  Aren’t you glad that God is watching all the time

 

“Behold, the eye of the LORD is on those who fear Him, on those who hope in His mercy” (Psalm 33:17-19).

Call me crazy, but I enjoy winter weather.  Well, I wouldn’t enjoy it all year round.  But it is a nice change for a few months from the sweltering humidity of summer.  And, not having seen snow up close until I was nine years old, I have always been fascinated by a four or five inch accumulation of the white stuff.

Winter weather played an important role in the settling of our state, too.  In 1779 James Robertson led a small party from the Watauga settlement in what is now northeast Tennessee to a sight on the Cumberland River known as French Lick.  On Christmas Day they crossed the frozen Cumberland, driving their cattle ahead of them.  They called their new settlement Fort Nashborough.  Their location proved to be a good defensible one against the Cherokee attacks that followed.  A replica of the original Fort Nashborough stands today in downtown Nashville on the site of the original fort.  It is only on rare occasion that the Cumberland has frozen over solid.  The survival of the settlement might have turned on that detail.

The Lord in His mercy and power often turns great outcomes on small details.  My grandmother Mimi learned that lesson during a frozen river crossing of her own as a child.

Mimi spent most of her childhood in the Midwest shortly after the turn of the twentieth century.  Winters on the prairie could be particularly harsh.  And the lack of good transportation and roads, coupled with the sparse population, meant a long daily walk for her to school, even on such cold days.   An out-of-the-way bridge to cross the local river made the trip even longer.

But in the dead of winter, the cold could sometimes be a helper.  When the river was frozen solid, Mimi could walk across it and cut down her total distance considerably.  That was her plan the morning of the mishap.  As she started out the door that morning, she was well-layered to provide warmth against the bitter cold.  She topped off her attire with a heavy winter coat and set out.

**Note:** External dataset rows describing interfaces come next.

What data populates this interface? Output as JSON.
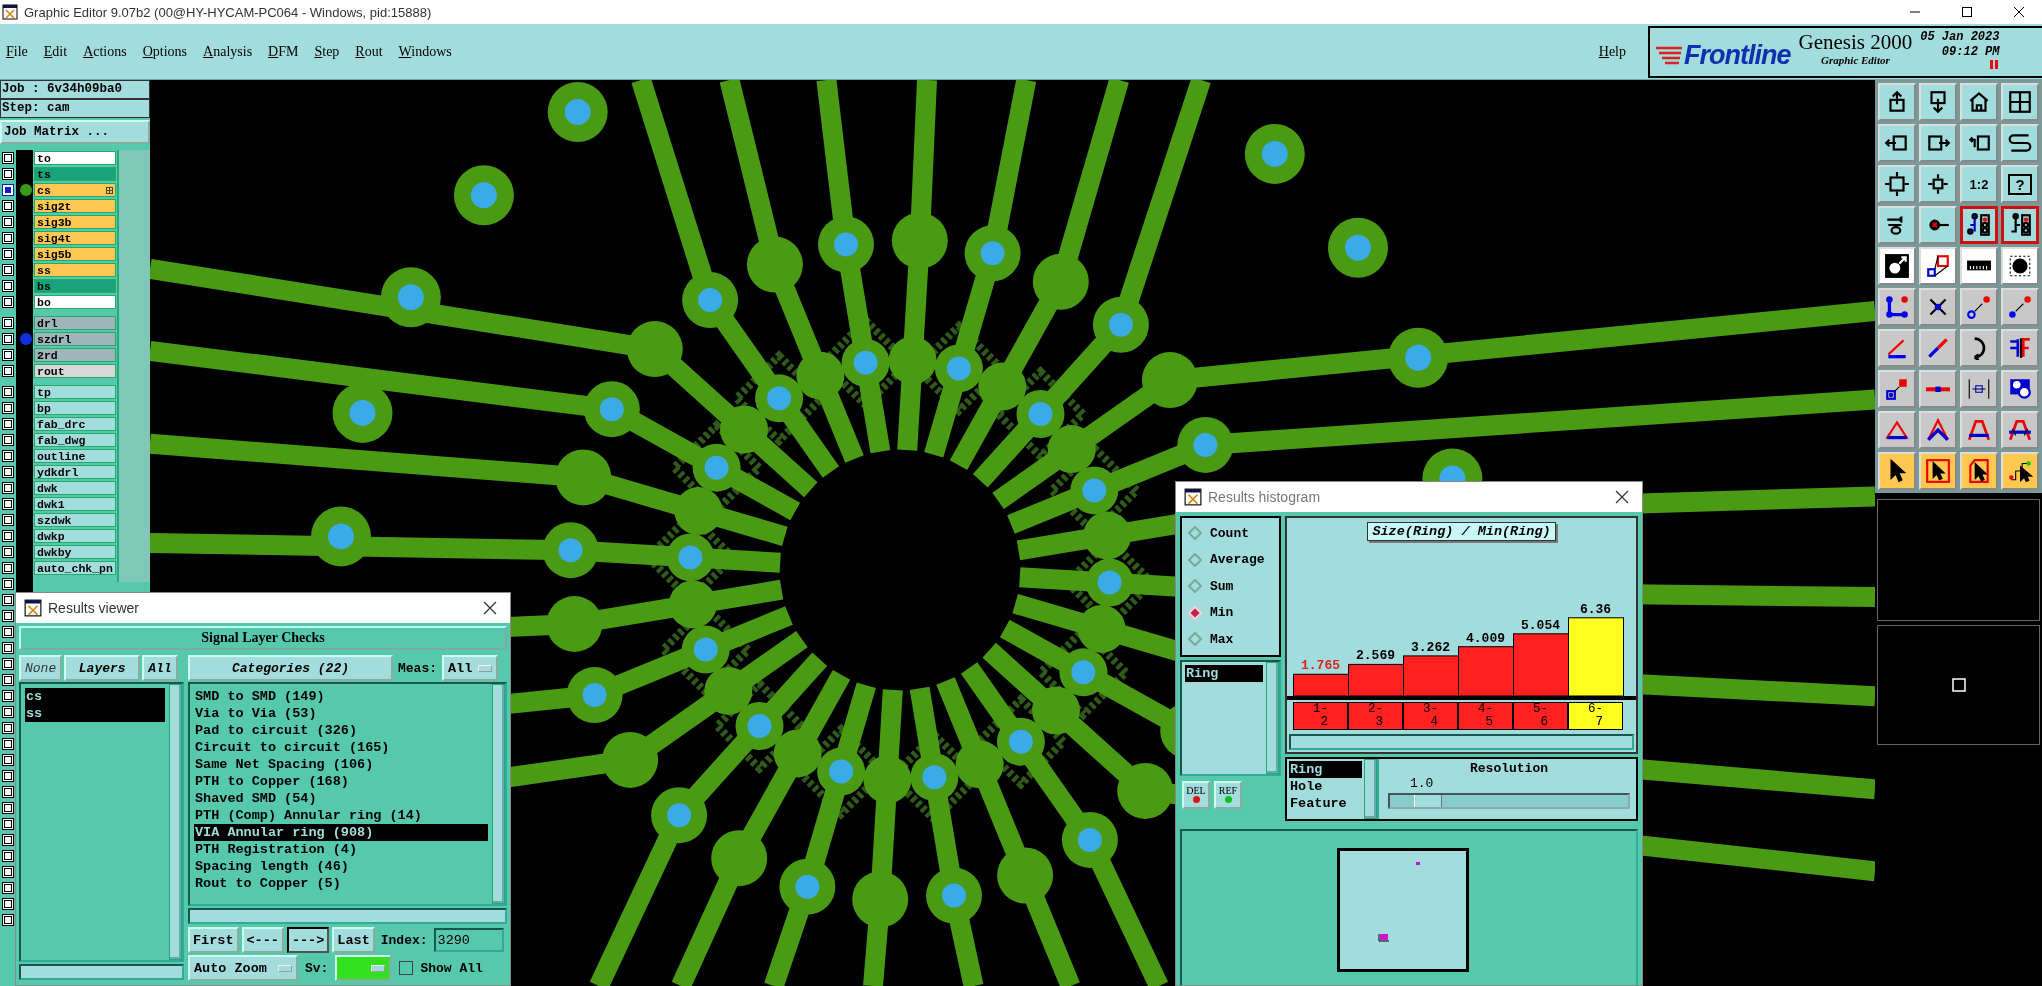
{
  "window": {
    "title": "Graphic Editor 9.07b2 (00@HY-HYCAM-PC064 - Windows, pid:15888)"
  },
  "menu_bar": {
    "items": [
      "File",
      "Edit",
      "Actions",
      "Options",
      "Analysis",
      "DFM",
      "Step",
      "Rout",
      "Windows"
    ],
    "help": "Help"
  },
  "brand": {
    "logo": "Frontline",
    "product": "Genesis 2000",
    "subtitle": "Graphic Editor",
    "date": "05 Jan 2023",
    "time": "09:12 PM"
  },
  "job_panel": {
    "job": "Job : 6v34h09ba0",
    "step": "Step: cam",
    "matrix_button": "Job Matrix ...",
    "layer_groups": [
      {
        "layers": [
          {
            "name": "to",
            "color": "#ffffff",
            "selected": false
          },
          {
            "name": "ts",
            "color": "#1aa37a",
            "selected": false
          },
          {
            "name": "cs",
            "color": "#ffc850",
            "selected": true,
            "dot": {
              "color": "#3a9a1a"
            }
          },
          {
            "name": "sig2t",
            "color": "#ffc850",
            "selected": false
          },
          {
            "name": "sig3b",
            "color": "#ffc850",
            "selected": false
          },
          {
            "name": "sig4t",
            "color": "#ffc850",
            "selected": false
          },
          {
            "name": "sig5b",
            "color": "#ffc850",
            "selected": false
          },
          {
            "name": "ss",
            "color": "#ffc850",
            "selected": false
          },
          {
            "name": "bs",
            "color": "#1aa37a",
            "selected": false
          },
          {
            "name": "bo",
            "color": "#ffffff",
            "selected": false
          }
        ]
      },
      {
        "layers": [
          {
            "name": "drl",
            "color": "#a0b4bc",
            "selected": false
          },
          {
            "name": "szdrl",
            "color": "#a0b4bc",
            "selected": false,
            "dot": {
              "color": "#1030e0"
            }
          },
          {
            "name": "2rd",
            "color": "#a0b4bc",
            "selected": false
          },
          {
            "name": "rout",
            "color": "#d8d8d8",
            "selected": false
          }
        ]
      },
      {
        "layers": [
          {
            "name": "tp",
            "color": "#a3dcdc",
            "selected": false
          },
          {
            "name": "bp",
            "color": "#a3dcdc",
            "selected": false
          },
          {
            "name": "fab_drc",
            "color": "#a3dcdc",
            "selected": false
          },
          {
            "name": "fab_dwg",
            "color": "#a3dcdc",
            "selected": false
          },
          {
            "name": "outline",
            "color": "#a3dcdc",
            "selected": false
          },
          {
            "name": "ydkdrl",
            "color": "#a3dcdc",
            "selected": false
          },
          {
            "name": "dwk",
            "color": "#a3dcdc",
            "selected": false
          },
          {
            "name": "dwk1",
            "color": "#a3dcdc",
            "selected": false
          },
          {
            "name": "szdwk",
            "color": "#a3dcdc",
            "selected": false
          },
          {
            "name": "dwkp",
            "color": "#a3dcdc",
            "selected": false
          },
          {
            "name": "dwkby",
            "color": "#a3dcdc",
            "selected": false
          },
          {
            "name": "auto_chk_pn",
            "color": "#a3dcdc",
            "selected": false
          },
          {
            "selected": false
          },
          {
            "selected": false
          },
          {
            "selected": false
          },
          {
            "selected": false
          },
          {
            "selected": false
          },
          {
            "selected": false
          },
          {
            "selected": false
          },
          {
            "selected": false
          },
          {
            "selected": false
          },
          {
            "selected": false
          },
          {
            "selected": false
          },
          {
            "selected": false
          },
          {
            "selected": false
          },
          {
            "selected": false
          },
          {
            "selected": false
          },
          {
            "selected": false
          },
          {
            "selected": false
          },
          {
            "selected": false
          },
          {
            "selected": false
          },
          {
            "selected": false
          },
          {
            "selected": false
          },
          {
            "selected": false
          }
        ]
      }
    ]
  },
  "toolbar": {
    "buttons": [
      {
        "kind": "view",
        "active": false
      },
      {
        "kind": "view",
        "active": false
      },
      {
        "kind": "view",
        "active": false
      },
      {
        "kind": "view",
        "active": false
      },
      {
        "kind": "view",
        "active": false
      },
      {
        "kind": "view",
        "active": false
      },
      {
        "kind": "view",
        "active": false
      },
      {
        "kind": "view",
        "active": false
      },
      {
        "kind": "view",
        "active": false
      },
      {
        "kind": "view",
        "active": false
      },
      {
        "kind": "view",
        "active": false,
        "label": "1:2"
      },
      {
        "kind": "view",
        "active": false,
        "label": "?"
      },
      {
        "kind": "view",
        "active": false
      },
      {
        "kind": "view",
        "active": false
      },
      {
        "kind": "view",
        "active": true
      },
      {
        "kind": "view",
        "active": true
      },
      {
        "kind": "mode",
        "active": false
      },
      {
        "kind": "mode",
        "active": false
      },
      {
        "kind": "mode",
        "active": false
      },
      {
        "kind": "mode",
        "active": false
      },
      {
        "kind": "edit",
        "active": false
      },
      {
        "kind": "edit",
        "active": false
      },
      {
        "kind": "edit",
        "active": false
      },
      {
        "kind": "edit",
        "active": false
      },
      {
        "kind": "edit",
        "active": false
      },
      {
        "kind": "edit",
        "active": false
      },
      {
        "kind": "edit",
        "active": false
      },
      {
        "kind": "edit",
        "active": false
      },
      {
        "kind": "edit",
        "active": false
      },
      {
        "kind": "edit",
        "active": false
      },
      {
        "kind": "edit",
        "active": false
      },
      {
        "kind": "edit",
        "active": false
      },
      {
        "kind": "edit",
        "active": false
      },
      {
        "kind": "edit",
        "active": false
      },
      {
        "kind": "edit",
        "active": false
      },
      {
        "kind": "edit",
        "active": false
      },
      {
        "kind": "select",
        "active": false
      },
      {
        "kind": "select",
        "active": false
      },
      {
        "kind": "select",
        "active": false
      },
      {
        "kind": "select",
        "active": false
      }
    ]
  },
  "results_viewer": {
    "title": "Results viewer",
    "heading": "Signal Layer Checks",
    "none_button": "None",
    "layers_button": "Layers",
    "all_button": "All",
    "layers": [
      {
        "name": "cs",
        "selected": true
      },
      {
        "name": "ss",
        "selected": true
      }
    ],
    "categories_button": "Categories (22)",
    "meas_label": "Meas:",
    "meas_value": "All",
    "categories": [
      {
        "name": "SMD to SMD (149)",
        "selected": false
      },
      {
        "name": "Via to Via (53)",
        "selected": false
      },
      {
        "name": "Pad to circuit (326)",
        "selected": false
      },
      {
        "name": "Circuit to circuit (165)",
        "selected": false
      },
      {
        "name": "Same Net Spacing (106)",
        "selected": false
      },
      {
        "name": "PTH to Copper (168)",
        "selected": false
      },
      {
        "name": "Shaved SMD (54)",
        "selected": false
      },
      {
        "name": "PTH (Comp) Annular ring (14)",
        "selected": false
      },
      {
        "name": "VIA Annular ring (908)",
        "selected": true
      },
      {
        "name": "PTH Registration (4)",
        "selected": false
      },
      {
        "name": "Spacing length (46)",
        "selected": false
      },
      {
        "name": "Rout to Copper (5)",
        "selected": false
      }
    ],
    "nav_buttons": [
      "First",
      "<---",
      "--->",
      "Last"
    ],
    "index_label": "Index:",
    "index_value": "3290",
    "zoom_mode": "Auto Zoom",
    "sv_label": "Sv:",
    "sv_swatch": {
      "color": "#33e01e"
    },
    "show_all": {
      "label": "Show All",
      "checked": false
    }
  },
  "results_histogram": {
    "title": "Results histogram",
    "modes": [
      {
        "label": "Count",
        "selected": false
      },
      {
        "label": "Average",
        "selected": false
      },
      {
        "label": "Sum",
        "selected": false
      },
      {
        "label": "Min",
        "selected": true
      },
      {
        "label": "Max",
        "selected": false
      }
    ],
    "measures": [
      {
        "name": "Ring",
        "selected": true
      }
    ],
    "del_button": "DEL",
    "ref_button": "REF",
    "chart_data": {
      "type": "bar",
      "title": "Size(Ring) / Min(Ring)",
      "categories": [
        "1-2",
        "2-3",
        "3-4",
        "4-5",
        "5-6",
        "6-7"
      ],
      "series": [
        {
          "values": [
            1.765,
            2.569,
            3.262,
            4.009,
            5.054,
            6.36
          ]
        }
      ],
      "data_labels": true
    },
    "bins": [
      {
        "color": "#ff2020",
        "flagged": true
      },
      {
        "color": "#ff2020",
        "flagged": false
      },
      {
        "color": "#ff2020",
        "flagged": false
      },
      {
        "color": "#ff2020",
        "flagged": false
      },
      {
        "color": "#ff2020",
        "flagged": false
      },
      {
        "color": "#ffff20",
        "flagged": false
      }
    ],
    "fields": [
      {
        "name": "Ring",
        "selected": true
      },
      {
        "name": "Hole",
        "selected": false
      },
      {
        "name": "Feature",
        "selected": false
      }
    ],
    "resolution": {
      "label": "Resolution",
      "value": "1.0",
      "level": 0.1
    }
  }
}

The river had been frozen for days.  As she approached it she could easily see that it could support her weight.  So off she trekked.  But somewhere in the middle she heard a dreadful noise—the ice was cracking.  She instantly turned back to try to reach thicker ice near the shore, but it was too late.  The next instant she went crashing through the thin ice into the painfully cold river water.  Desperately grabbing at solid ice, she watched in horror as it broke off in her hands.  Finally she grabbed thicker ice that held firm.  Slowly she pulled herself out. 

Her layered clothes had soaked up the water and weighed her down.  Had she been pulled under, she would never have been able to reach the surface, much less climb out.

But she didn’t sink.  That thick, heavy overcoat, spread out over the surface of the unbroken ice around her, provided enough support to keep her afloat.  Had the hole in the ice been larger, had the coat become waterlogged, Mimi would have gone down.  She would not have grown to adulthood, married my grandfather, given birth to my Dad.  And you would be reading someone else’s column right now.

God protected Mimi in her hour of need as an inexperienced child.  But why does He not intervene to rescue everyone who lands in trouble?  We cannot know that answer this side of eternity.  But if someone handed you a great Christmas gift, would you dare fault them for not giving you even more?  It is by the grace of an Almighty watchful God that the Fort Nashborough settlers, my grandmother Mimi, or anyone else ever escapes disaster.

 “The steps of a good man are ordered by the LORD, and He delights in his way.  Though he fall, he shall not be utterly cast down; for the LORD upholds him with His hand” (Psalm 37:23-24).